WHAT IS EXPECTED: Match on the string "object" in the entries below and return every matching line.

Entries from a dataset of interfaces:
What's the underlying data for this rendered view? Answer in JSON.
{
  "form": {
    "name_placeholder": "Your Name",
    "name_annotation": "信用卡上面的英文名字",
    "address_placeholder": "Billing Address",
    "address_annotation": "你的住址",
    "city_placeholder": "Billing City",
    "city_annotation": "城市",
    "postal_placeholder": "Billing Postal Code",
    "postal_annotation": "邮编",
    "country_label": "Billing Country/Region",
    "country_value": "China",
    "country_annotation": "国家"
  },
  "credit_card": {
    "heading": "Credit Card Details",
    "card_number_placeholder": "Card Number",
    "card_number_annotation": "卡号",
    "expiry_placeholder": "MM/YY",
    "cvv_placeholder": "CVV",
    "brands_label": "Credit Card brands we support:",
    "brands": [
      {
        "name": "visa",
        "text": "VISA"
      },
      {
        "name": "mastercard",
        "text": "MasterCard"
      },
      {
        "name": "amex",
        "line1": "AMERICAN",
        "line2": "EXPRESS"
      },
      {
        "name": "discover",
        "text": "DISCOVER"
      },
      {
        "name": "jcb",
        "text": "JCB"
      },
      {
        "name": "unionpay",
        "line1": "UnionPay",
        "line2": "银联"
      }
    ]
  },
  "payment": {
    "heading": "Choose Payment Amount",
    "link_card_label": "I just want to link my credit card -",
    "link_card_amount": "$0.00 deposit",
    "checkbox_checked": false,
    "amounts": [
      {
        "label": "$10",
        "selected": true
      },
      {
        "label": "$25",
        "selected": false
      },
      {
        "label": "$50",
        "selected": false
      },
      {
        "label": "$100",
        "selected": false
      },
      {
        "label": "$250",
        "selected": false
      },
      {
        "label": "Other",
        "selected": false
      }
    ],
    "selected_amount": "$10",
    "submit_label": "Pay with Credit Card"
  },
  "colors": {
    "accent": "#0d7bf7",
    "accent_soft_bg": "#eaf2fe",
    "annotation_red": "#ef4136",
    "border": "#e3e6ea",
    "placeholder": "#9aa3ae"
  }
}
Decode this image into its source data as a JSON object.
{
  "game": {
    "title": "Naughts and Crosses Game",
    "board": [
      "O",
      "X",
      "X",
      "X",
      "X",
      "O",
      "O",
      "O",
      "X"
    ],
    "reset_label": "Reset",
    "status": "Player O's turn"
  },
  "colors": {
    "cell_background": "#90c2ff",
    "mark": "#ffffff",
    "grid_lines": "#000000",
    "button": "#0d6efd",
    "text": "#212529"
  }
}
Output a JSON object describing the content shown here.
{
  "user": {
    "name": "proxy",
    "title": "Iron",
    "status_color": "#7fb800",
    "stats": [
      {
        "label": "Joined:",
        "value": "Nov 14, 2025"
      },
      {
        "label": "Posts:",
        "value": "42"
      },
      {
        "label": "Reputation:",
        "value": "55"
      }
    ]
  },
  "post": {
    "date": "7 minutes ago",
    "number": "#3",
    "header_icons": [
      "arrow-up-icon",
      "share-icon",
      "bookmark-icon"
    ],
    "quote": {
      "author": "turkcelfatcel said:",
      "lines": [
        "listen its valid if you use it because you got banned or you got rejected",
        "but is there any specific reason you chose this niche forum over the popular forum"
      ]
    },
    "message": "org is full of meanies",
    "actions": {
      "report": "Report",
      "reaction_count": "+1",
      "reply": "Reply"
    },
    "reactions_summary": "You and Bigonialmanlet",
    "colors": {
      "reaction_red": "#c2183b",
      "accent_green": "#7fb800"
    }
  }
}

RESULT FOR THIS EXERCISE:
Decode this image into its source data as a JSON object.
Output a JSON object describing the content shown here.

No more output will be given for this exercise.